by Carole Vasta Folley, Vermont Artists’ Space Grant
Carole Vasta Folley of Essex Junction is the newest recipient of the Vermont Artists’ Space Grant. During the 10-week creation process, Carole works to develop a work-in-progress theeater piece that premieres on Saturday, May 30 in FlynnSpace. Apply now to be considered for the next Vermont Artists’ Space Grant.
When I made the choice to be IN my new play, The Seymour Sisters, let’s face it, it was before workshopping, editing, and rehearsing. It was when the project was a glimmer of an idea. Now that I am deep into the process as part of the Artists’ Space Grant, here’s what’s on my mind lately: What the hell was I thinking?
To be fair, I’ve done this before. In 2008, I wrote, directed, and originated the leading role of Millie in my play, Pronouncing Glenn. It was a big step to take, one I’m not sorry I did. I loved playing Millie, working with the other cast members, and being part of the process. But I do remember rethinking that choice as it is crazy-making wearing so many hats, let alone there are not enough hours in the day to get it all done. One minute I’m directing a scene, the next I’m an actor contemplating motivation, and the next, I’m rewriting the very line I as an actor just learned. But like a mother who forgets the pain of childbirth when deciding to have a second child, I jumped into The Seymour Sisters, heart first.
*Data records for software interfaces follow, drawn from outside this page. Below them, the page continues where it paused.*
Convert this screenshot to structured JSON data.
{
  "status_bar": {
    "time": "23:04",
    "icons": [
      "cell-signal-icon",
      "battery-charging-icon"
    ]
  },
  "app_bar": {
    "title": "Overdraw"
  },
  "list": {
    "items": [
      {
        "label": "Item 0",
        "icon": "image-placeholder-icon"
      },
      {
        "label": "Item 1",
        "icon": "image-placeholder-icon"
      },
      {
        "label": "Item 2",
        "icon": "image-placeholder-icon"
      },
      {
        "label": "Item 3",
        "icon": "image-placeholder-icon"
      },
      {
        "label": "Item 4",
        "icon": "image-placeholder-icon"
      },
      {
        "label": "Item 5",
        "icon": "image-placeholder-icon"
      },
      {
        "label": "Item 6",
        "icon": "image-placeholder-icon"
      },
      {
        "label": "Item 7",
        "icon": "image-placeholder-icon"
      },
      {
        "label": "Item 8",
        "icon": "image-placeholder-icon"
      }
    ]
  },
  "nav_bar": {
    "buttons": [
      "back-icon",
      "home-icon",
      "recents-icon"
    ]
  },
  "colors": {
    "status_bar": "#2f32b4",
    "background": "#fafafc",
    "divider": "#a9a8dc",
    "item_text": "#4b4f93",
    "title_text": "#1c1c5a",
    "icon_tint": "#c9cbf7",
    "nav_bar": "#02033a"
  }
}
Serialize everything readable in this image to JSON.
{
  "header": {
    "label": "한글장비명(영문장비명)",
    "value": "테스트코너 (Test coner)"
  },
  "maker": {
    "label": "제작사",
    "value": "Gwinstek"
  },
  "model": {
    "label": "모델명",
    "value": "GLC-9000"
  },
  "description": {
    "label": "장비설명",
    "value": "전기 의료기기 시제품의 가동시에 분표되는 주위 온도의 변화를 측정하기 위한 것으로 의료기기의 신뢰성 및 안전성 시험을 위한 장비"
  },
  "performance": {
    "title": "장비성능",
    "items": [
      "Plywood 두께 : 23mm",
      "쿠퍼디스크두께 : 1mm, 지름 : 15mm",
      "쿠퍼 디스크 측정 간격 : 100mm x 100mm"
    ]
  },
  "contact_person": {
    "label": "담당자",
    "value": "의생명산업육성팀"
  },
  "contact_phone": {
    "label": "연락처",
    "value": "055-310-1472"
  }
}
I don’t doubt I am a stronger director when not in the piece I’m directing. I’d guess that would be true for most. One does not have the same perspective when you’re not only juggling your character, but maybe have an unconscious allegiance to that character. I’ve examined this for myself and I don’t think that’s the case in The Seymour Sisters as I would have been happy to play either sister, and in fact was planning to play the opposite role . . . but who knows what’s going on down in the depths of our psyches.
Here’s the thing about this workshop process, being IN the piece has made the experience much more rich and fertile in exploration and development. As a writer, I feel every damn word I write, no matter the character. But having this opportunity to feel them again as an actor—to try them on, manipulate them, play with them, challenge them—has been extraordinary.